The latest attempt at an HIV vaccine has failed, as researchers announced Monday they have stopped giving the experimental shots in a major study. The study had enrolled more than 5,400 people since 2016 in South Africa, a country with one of the world’s highest HIV rates. “An HIV vaccine is essential to end the global pandemic and we hoped this vaccine candidate would work. Two other large studies, in several countries, are under way testing a different approach to a possible HIV vaccine. ___The Associated Press Health and Science Department receives support from the Howard Hughes Medical Institute’s Department of Science Education.
CDC warning: cook ground beef thoroughly as salmonella outbreak investigation continues
For more information on this recall, visit the U.S. Department of Agriculture's website. RELATED: Hand-washing beats sanitizers for flu preventionThe Centers for Disease Control and Prevention continues to investigate a salmonella outbreak linked to ground beef. No recall has been issued because the source of the ground beef has not yet been determined. Consumers are urged to cook ground beef thoroughly to 160 degrees, wash hands with soap and water and thoroughly clean utensils and countertops that may come in contact with ground beef. RELATED: Salmonella linked to ground beef that's being recalledCheck your pantry for King Arthur Flour.
Researchers: Food is medicine
Researchers at Tufts University are proving that eating an apple a day really does keep the doctor away! A recent study looked at the economic and health benefits that would occur if 30 percent of the cost of healthy food were covered by insurance for those with Medicare and Medicaid. The model found that healthy food prescriptions could be more effective than certain drug treatments. The researchers say this finding supports the concept that food is medicine. This study was part of a collaboration of researchers working to identify cost effective strategies to improve health in the U.S.
Dole recalls baby spinach over salmonella concerns
Rocky Mountain Laboratories, NIAID, NIH via Wikimedia CommonsATLANTA - Some packages of Dole baby spinach have been recalled because of concerns about salmonella contamination. Dole Fresh Vegetables has issued a voluntary recall for baby spinach sold in 6-ounce bags and 10-ounce clamshell containers, with the use-by date of August 5, the company said in an alert from the US Food & Drug Administration. The recall is a precautionary measure after a sample of baby spinach tested positive for salmonella in Michigan, the company said. The recalled product also was distributed in Illinois, Indiana, Kentucky, New Jersey, New York, Ohio, Tennessee, Virginia and Wisconsin. Salmonella is one of the most frequently reported foodborne illnesses in the United States, sickening an estimated 1.2 million people a year and killing approximately 450.
5-year-old ecstatic to learn he's going to be a big brother
Nick Dietz compiles some of the latest and greatest viral videos, including a child's adorable reaction to finding out he'll soon have a sibling and a baby on a remote-controlled thrill ride. To see these videos in their entirety, click HERE.cbsnews.com

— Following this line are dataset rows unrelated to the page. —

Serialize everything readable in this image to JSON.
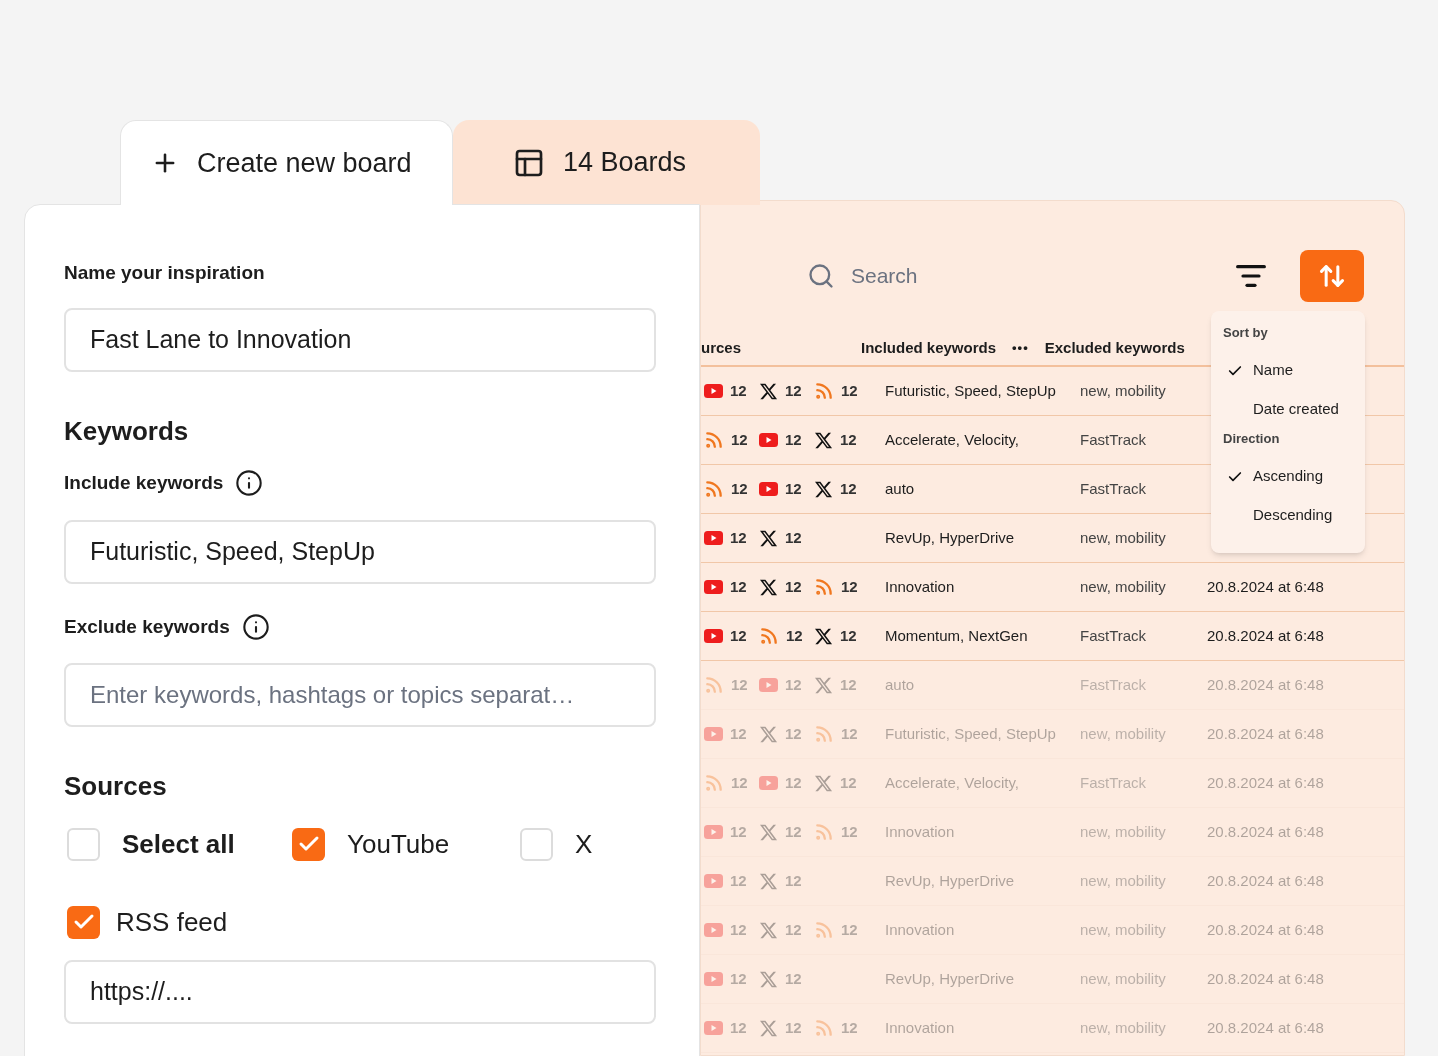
{
  "tabs": [
    {
      "label": "Create new board",
      "kind": "plus",
      "selected": true
    },
    {
      "label": "14 Boards",
      "kind": "board",
      "selected": false
    }
  ],
  "form": {
    "name_label": "Name your inspiration",
    "name_value": "Fast Lane to Innovation",
    "keywords_heading": "Keywords",
    "include_label": "Include keywords",
    "include_value": "Futuristic, Speed, StepUp",
    "exclude_label": "Exclude keywords",
    "exclude_placeholder": "Enter keywords, hashtags or topics separat…",
    "sources_heading": "Sources",
    "sources": [
      {
        "label": "Select all",
        "checked": false,
        "bold": true
      },
      {
        "label": "YouTube",
        "checked": true,
        "bold": false
      },
      {
        "label": "X",
        "checked": false,
        "bold": false
      },
      {
        "label": "RSS feed",
        "checked": true,
        "bold": false
      }
    ],
    "url_value": "https://...."
  },
  "boards": {
    "search_placeholder": "Search",
    "columns": [
      "urces",
      "Included keywords",
      "Excluded keywords"
    ],
    "more": "•••",
    "rows": [
      {
        "faded": false,
        "sources": [
          {
            "kind": "youtube",
            "count": "12"
          },
          {
            "kind": "x",
            "count": "12"
          },
          {
            "kind": "rss",
            "count": "12"
          }
        ],
        "included": "Futuristic, Speed, StepUp",
        "excluded": "new, mobility"
      },
      {
        "faded": false,
        "sources": [
          {
            "kind": "rss",
            "count": "12"
          },
          {
            "kind": "youtube",
            "count": "12"
          },
          {
            "kind": "x",
            "count": "12"
          }
        ],
        "included": "Accelerate, Velocity,",
        "excluded": "FastTrack"
      },
      {
        "faded": false,
        "sources": [
          {
            "kind": "rss",
            "count": "12"
          },
          {
            "kind": "youtube",
            "count": "12"
          },
          {
            "kind": "x",
            "count": "12"
          }
        ],
        "included": "auto",
        "excluded": "FastTrack"
      },
      {
        "faded": false,
        "sources": [
          {
            "kind": "youtube",
            "count": "12"
          },
          {
            "kind": "x",
            "count": "12"
          }
        ],
        "included": "RevUp, HyperDrive",
        "excluded": "new, mobility"
      },
      {
        "faded": false,
        "sources": [
          {
            "kind": "youtube",
            "count": "12"
          },
          {
            "kind": "x",
            "count": "12"
          },
          {
            "kind": "rss",
            "count": "12"
          }
        ],
        "included": "Innovation",
        "excluded": "new, mobility",
        "date": "20.8.2024 at 6:48"
      },
      {
        "faded": false,
        "sources": [
          {
            "kind": "youtube",
            "count": "12"
          },
          {
            "kind": "rss",
            "count": "12"
          },
          {
            "kind": "x",
            "count": "12"
          }
        ],
        "included": "Momentum, NextGen",
        "excluded": "FastTrack",
        "date": "20.8.2024 at 6:48"
      },
      {
        "faded": true,
        "sources": [
          {
            "kind": "rss",
            "count": "12"
          },
          {
            "kind": "youtube",
            "count": "12"
          },
          {
            "kind": "x",
            "count": "12"
          }
        ],
        "included": "auto",
        "excluded": "FastTrack",
        "date": "20.8.2024 at 6:48"
      },
      {
        "faded": true,
        "sources": [
          {
            "kind": "youtube",
            "count": "12"
          },
          {
            "kind": "x",
            "count": "12"
          },
          {
            "kind": "rss",
            "count": "12"
          }
        ],
        "included": "Futuristic, Speed, StepUp",
        "excluded": "new, mobility",
        "date": "20.8.2024 at 6:48"
      },
      {
        "faded": true,
        "sources": [
          {
            "kind": "rss",
            "count": "12"
          },
          {
            "kind": "youtube",
            "count": "12"
          },
          {
            "kind": "x",
            "count": "12"
          }
        ],
        "included": "Accelerate, Velocity,",
        "excluded": "FastTrack",
        "date": "20.8.2024 at 6:48"
      },
      {
        "faded": true,
        "sources": [
          {
            "kind": "youtube",
            "count": "12"
          },
          {
            "kind": "x",
            "count": "12"
          },
          {
            "kind": "rss",
            "count": "12"
          }
        ],
        "included": "Innovation",
        "excluded": "new, mobility",
        "date": "20.8.2024 at 6:48"
      },
      {
        "faded": true,
        "sources": [
          {
            "kind": "youtube",
            "count": "12"
          },
          {
            "kind": "x",
            "count": "12"
          }
        ],
        "included": "RevUp, HyperDrive",
        "excluded": "new, mobility",
        "date": "20.8.2024 at 6:48"
      },
      {
        "faded": true,
        "sources": [
          {
            "kind": "youtube",
            "count": "12"
          },
          {
            "kind": "x",
            "count": "12"
          },
          {
            "kind": "rss",
            "count": "12"
          }
        ],
        "included": "Innovation",
        "excluded": "new, mobility",
        "date": "20.8.2024 at 6:48"
      },
      {
        "faded": true,
        "sources": [
          {
            "kind": "youtube",
            "count": "12"
          },
          {
            "kind": "x",
            "count": "12"
          }
        ],
        "included": "RevUp, HyperDrive",
        "excluded": "new, mobility",
        "date": "20.8.2024 at 6:48"
      },
      {
        "faded": true,
        "sources": [
          {
            "kind": "youtube",
            "count": "12"
          },
          {
            "kind": "x",
            "count": "12"
          },
          {
            "kind": "rss",
            "count": "12"
          }
        ],
        "included": "Innovation",
        "excluded": "new, mobility",
        "date": "20.8.2024 at 6:48"
      }
    ],
    "sort_menu": [
      {
        "heading": "Sort by",
        "options": [
          {
            "label": "Name",
            "selected": true
          },
          {
            "label": "Date created",
            "selected": false
          }
        ]
      },
      {
        "heading": "Direction",
        "options": [
          {
            "label": "Ascending",
            "selected": true
          },
          {
            "label": "Descending",
            "selected": false
          }
        ]
      }
    ]
  }
}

Elephant seal gets busted trying to sneak onto boat
Nick Dietz compiles some of the latest and greatest viral videos, including a seal caught trying to hitch a ride on a rigid inflatable boat and a crazy Rube Goldberg machine created by manufacturing giant 3M. To see these videos in their entirety, click HERE.cbsnews.com
3-day-old miniature horse chases after caretaker
Nick Dietz compiles some of the latest and greatest viral videos, including a newborn miniature horse making his first best friend and Jason Paul and Pasha Petkuns in some brain-baffling parkour action. To see these videos in their entirety, click HERE.cbsnews.com